- He told Roger Angell, “I’ve always felt when I throw it something wonderful is going to happen.”
- When the Royals won the World Series, President Ronald Reagan called to congratulate the team, specifically noting “Jim Quisenberry.” When Reagan apologized during the team’s visit to The White House, Quiz said, “That’s okay, Don.”
- When asked what he had to offer the team after signing with the Giants, he responded, “I can pitch any time in the game. I don’t get riled. I throw strikes. I can get hitters out. I know how to get along in the clubhouse. I know how to help out the young kids. I throw 100 miles per hour. I hit home runs. I steal bases. You choose the ones that apply.”
- Quiz told Joe Posnanski that when he missed playing the game he would go to the ballpark, close his eyes, listen to the cheers and pretend they were for him.

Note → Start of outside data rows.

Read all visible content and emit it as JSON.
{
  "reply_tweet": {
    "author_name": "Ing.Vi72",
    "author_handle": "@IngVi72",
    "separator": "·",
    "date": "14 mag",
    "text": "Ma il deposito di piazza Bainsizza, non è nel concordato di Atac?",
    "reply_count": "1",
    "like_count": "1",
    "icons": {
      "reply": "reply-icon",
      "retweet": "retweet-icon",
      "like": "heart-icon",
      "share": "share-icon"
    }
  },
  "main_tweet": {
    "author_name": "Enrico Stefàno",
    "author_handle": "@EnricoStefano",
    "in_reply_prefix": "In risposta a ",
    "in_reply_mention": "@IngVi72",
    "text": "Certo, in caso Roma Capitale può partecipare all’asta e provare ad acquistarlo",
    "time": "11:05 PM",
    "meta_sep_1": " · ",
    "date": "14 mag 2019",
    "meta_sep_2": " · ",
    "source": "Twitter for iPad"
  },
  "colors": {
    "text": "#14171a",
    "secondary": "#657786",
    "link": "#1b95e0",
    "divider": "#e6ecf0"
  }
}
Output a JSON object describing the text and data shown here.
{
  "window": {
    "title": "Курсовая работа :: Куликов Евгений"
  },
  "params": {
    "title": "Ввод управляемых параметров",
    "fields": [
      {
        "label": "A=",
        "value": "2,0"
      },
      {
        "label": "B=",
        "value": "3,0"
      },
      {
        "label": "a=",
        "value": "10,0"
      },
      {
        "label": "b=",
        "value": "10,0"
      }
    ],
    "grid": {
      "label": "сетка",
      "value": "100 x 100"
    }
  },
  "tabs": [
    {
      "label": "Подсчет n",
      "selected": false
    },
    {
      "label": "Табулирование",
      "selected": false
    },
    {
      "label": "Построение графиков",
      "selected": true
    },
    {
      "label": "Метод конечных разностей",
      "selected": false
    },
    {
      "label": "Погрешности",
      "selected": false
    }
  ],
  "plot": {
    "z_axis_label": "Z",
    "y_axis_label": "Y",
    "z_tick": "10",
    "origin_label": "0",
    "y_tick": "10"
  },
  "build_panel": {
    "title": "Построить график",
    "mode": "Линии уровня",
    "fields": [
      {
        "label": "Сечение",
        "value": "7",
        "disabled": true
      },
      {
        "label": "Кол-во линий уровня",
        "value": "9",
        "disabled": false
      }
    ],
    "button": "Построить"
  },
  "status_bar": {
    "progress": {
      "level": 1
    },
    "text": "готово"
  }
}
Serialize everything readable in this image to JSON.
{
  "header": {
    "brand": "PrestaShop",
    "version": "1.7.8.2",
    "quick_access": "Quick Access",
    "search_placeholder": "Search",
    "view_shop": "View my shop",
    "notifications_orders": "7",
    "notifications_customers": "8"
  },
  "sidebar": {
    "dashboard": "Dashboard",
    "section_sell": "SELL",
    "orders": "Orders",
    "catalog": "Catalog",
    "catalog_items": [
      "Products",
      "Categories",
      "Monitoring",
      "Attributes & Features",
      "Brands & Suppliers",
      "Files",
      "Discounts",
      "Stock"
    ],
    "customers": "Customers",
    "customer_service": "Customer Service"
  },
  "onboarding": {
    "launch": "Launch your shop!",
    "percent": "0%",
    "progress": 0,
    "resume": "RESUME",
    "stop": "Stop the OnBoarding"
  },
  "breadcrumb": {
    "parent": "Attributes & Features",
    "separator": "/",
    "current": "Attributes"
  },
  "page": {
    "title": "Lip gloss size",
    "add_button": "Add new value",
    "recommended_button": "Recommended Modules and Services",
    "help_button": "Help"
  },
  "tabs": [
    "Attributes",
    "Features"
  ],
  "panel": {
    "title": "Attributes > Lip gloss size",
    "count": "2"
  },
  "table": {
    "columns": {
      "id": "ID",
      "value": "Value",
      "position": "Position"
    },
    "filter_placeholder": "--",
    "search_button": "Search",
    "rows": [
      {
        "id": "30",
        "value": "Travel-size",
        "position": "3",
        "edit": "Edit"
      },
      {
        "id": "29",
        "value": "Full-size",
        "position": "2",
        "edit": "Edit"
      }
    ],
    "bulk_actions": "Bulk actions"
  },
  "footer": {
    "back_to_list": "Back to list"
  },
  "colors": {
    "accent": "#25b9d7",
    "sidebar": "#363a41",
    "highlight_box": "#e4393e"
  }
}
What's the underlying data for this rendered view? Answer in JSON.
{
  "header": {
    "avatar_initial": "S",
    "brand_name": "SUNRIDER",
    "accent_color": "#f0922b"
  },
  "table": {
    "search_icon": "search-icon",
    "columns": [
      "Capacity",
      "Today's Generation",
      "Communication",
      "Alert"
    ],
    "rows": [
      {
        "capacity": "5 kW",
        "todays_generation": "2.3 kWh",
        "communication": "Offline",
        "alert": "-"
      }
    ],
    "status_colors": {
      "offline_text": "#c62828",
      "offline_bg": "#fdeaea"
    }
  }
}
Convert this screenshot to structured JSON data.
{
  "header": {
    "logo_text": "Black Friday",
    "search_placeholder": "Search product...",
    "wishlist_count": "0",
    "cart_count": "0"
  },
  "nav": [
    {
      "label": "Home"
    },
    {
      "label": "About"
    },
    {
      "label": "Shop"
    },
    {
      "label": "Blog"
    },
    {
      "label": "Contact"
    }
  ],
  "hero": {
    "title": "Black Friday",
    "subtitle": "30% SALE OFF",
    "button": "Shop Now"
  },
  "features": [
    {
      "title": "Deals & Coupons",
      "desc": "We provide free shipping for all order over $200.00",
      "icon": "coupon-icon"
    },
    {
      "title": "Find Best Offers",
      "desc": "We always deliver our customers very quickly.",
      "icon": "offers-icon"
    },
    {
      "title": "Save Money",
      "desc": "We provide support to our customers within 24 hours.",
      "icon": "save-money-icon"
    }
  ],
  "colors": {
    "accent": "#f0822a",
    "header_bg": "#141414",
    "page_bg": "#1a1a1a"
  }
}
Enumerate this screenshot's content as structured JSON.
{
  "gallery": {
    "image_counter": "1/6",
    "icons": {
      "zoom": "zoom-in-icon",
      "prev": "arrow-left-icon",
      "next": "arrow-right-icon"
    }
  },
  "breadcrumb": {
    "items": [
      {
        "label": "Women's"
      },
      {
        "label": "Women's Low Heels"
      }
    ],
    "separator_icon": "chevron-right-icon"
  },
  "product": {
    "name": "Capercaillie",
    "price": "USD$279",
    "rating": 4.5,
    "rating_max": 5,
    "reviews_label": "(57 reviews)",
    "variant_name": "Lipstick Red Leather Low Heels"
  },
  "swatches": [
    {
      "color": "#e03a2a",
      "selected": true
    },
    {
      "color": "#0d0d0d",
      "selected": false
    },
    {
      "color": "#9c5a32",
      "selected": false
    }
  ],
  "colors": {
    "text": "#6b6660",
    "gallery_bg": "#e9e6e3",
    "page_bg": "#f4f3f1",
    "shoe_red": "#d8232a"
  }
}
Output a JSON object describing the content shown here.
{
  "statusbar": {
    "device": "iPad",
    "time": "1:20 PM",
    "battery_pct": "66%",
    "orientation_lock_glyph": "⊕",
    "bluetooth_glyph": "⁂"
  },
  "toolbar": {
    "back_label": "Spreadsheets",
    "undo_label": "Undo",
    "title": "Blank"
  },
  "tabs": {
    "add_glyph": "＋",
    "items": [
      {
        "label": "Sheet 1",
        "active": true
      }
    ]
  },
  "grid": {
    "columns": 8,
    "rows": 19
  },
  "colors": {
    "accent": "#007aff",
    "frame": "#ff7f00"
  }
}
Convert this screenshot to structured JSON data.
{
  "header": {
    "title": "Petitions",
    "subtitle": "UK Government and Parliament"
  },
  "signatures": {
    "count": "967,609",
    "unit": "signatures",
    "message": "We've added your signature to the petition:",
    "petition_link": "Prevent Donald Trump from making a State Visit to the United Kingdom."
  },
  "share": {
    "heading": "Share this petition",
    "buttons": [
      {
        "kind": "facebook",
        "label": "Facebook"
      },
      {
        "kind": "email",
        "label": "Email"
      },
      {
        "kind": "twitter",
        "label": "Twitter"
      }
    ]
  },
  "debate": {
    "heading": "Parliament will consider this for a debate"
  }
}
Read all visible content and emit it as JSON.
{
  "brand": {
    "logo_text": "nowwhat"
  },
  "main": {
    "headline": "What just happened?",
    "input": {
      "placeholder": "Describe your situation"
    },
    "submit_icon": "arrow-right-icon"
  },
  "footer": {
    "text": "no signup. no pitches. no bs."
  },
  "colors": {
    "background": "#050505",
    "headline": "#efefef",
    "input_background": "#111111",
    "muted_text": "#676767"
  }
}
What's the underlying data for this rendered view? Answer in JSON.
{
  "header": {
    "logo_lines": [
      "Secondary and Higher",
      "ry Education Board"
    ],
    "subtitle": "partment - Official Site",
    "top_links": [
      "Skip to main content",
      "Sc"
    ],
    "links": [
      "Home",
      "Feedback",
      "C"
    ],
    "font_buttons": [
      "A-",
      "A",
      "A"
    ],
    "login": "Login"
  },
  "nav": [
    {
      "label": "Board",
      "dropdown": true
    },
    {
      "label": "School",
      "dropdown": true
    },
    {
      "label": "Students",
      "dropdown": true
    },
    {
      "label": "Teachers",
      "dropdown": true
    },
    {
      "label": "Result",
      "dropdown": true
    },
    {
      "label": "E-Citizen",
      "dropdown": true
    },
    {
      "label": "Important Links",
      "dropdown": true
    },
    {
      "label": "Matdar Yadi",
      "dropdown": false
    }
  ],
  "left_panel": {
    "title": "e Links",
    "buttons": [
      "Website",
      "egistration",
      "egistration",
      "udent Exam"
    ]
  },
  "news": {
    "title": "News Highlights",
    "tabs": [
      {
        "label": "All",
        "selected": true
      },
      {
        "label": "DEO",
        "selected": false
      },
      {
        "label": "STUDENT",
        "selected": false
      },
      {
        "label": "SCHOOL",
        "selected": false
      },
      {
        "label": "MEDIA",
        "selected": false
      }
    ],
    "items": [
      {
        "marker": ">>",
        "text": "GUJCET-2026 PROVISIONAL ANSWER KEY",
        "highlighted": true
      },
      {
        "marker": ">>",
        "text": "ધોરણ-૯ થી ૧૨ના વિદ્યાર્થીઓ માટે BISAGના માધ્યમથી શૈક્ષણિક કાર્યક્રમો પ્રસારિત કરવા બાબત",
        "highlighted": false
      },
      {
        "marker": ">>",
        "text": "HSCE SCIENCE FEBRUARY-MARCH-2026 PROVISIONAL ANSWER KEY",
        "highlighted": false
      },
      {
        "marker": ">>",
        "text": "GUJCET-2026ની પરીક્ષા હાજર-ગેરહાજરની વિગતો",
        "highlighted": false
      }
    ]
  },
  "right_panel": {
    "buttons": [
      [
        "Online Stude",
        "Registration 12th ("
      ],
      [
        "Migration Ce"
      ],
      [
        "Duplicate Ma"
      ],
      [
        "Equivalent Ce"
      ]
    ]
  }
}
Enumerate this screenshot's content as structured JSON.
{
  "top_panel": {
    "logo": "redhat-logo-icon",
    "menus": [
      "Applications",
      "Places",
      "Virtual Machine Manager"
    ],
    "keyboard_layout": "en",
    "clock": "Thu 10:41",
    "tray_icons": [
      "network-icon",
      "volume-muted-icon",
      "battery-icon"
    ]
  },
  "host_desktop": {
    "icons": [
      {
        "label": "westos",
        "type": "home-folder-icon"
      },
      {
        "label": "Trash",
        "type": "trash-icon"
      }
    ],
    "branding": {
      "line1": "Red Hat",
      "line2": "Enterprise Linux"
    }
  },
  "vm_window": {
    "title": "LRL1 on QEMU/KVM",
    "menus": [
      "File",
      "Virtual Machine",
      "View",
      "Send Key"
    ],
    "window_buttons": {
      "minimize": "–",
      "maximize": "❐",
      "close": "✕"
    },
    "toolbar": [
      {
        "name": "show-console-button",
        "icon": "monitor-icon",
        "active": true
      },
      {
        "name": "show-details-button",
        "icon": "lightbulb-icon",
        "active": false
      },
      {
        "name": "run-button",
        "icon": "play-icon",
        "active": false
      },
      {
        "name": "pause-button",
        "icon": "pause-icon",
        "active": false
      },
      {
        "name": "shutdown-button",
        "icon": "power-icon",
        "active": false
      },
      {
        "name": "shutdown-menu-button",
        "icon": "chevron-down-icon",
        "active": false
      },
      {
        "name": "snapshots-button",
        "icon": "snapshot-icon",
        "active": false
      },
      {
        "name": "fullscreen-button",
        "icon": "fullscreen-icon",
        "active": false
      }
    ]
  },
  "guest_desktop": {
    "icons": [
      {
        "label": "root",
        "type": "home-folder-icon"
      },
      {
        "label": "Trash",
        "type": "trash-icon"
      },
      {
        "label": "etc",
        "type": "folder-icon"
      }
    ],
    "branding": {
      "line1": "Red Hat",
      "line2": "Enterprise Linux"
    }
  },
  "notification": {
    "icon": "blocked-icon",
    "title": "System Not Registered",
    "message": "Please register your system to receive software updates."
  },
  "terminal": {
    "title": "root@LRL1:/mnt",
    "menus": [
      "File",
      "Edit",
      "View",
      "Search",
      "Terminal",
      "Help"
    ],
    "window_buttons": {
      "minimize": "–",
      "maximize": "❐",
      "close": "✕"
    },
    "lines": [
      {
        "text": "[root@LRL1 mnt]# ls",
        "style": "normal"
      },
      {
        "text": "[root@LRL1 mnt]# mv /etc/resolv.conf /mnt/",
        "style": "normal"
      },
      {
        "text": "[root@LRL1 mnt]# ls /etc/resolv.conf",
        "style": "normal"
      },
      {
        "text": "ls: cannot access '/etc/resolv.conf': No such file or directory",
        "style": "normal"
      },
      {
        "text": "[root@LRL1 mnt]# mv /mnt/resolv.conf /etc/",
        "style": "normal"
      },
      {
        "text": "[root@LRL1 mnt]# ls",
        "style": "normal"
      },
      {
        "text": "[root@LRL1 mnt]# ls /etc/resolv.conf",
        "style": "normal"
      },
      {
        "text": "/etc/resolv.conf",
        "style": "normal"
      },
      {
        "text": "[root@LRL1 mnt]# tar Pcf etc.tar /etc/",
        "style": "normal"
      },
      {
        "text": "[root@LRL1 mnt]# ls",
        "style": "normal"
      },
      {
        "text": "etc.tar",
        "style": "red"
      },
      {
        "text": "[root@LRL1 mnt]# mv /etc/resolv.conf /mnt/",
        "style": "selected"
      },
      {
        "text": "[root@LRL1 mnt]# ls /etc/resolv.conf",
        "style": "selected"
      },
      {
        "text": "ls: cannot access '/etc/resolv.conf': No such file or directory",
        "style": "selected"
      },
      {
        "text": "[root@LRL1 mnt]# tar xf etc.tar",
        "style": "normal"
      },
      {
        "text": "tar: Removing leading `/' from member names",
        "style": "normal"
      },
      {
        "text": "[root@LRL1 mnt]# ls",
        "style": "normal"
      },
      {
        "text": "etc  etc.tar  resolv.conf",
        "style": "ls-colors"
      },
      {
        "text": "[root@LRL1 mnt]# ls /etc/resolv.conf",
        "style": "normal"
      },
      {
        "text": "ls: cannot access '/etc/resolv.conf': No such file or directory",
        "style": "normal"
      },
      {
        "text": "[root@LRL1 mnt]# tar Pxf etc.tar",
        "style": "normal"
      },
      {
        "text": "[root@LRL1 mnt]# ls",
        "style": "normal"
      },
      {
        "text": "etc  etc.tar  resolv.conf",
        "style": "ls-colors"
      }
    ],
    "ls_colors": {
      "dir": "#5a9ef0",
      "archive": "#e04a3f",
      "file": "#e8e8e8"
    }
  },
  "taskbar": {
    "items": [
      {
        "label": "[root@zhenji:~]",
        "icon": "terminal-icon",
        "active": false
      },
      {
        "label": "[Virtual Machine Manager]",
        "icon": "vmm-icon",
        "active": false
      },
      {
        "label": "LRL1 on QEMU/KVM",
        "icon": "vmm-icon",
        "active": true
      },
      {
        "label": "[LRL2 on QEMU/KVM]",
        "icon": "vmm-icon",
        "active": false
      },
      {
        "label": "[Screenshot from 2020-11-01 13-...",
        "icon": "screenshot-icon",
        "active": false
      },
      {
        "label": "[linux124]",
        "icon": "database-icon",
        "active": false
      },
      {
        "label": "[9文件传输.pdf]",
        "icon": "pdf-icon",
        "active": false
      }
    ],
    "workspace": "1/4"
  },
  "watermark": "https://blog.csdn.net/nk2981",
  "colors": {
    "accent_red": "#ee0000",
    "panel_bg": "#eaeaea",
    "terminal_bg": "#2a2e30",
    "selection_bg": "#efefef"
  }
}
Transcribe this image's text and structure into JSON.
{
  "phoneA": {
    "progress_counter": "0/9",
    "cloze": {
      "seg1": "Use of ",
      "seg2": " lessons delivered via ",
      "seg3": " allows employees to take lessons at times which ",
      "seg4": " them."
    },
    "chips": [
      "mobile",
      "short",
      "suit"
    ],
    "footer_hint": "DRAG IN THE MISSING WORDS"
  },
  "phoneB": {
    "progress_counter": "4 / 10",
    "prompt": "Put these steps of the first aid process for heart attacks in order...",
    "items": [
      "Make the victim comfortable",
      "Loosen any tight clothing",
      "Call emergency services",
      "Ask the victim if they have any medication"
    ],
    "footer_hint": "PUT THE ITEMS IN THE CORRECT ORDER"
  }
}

- Towards the end, in pain, his vision blurry and death approaching, he maintained his positive outlook. “Every day I find things to be thankful for,” he said. “My kids take me for rides, so I feel like a dog. I get to stick my head out the window and let the wind flap my ears. I love it.”
- What did Quiz love most about playing baseball? “There’s no homework.”
The Poet is a dark book full of evil people, dark actions and subject matter. The light of The Poet Dan Quisenberry is the antidote to that darkness.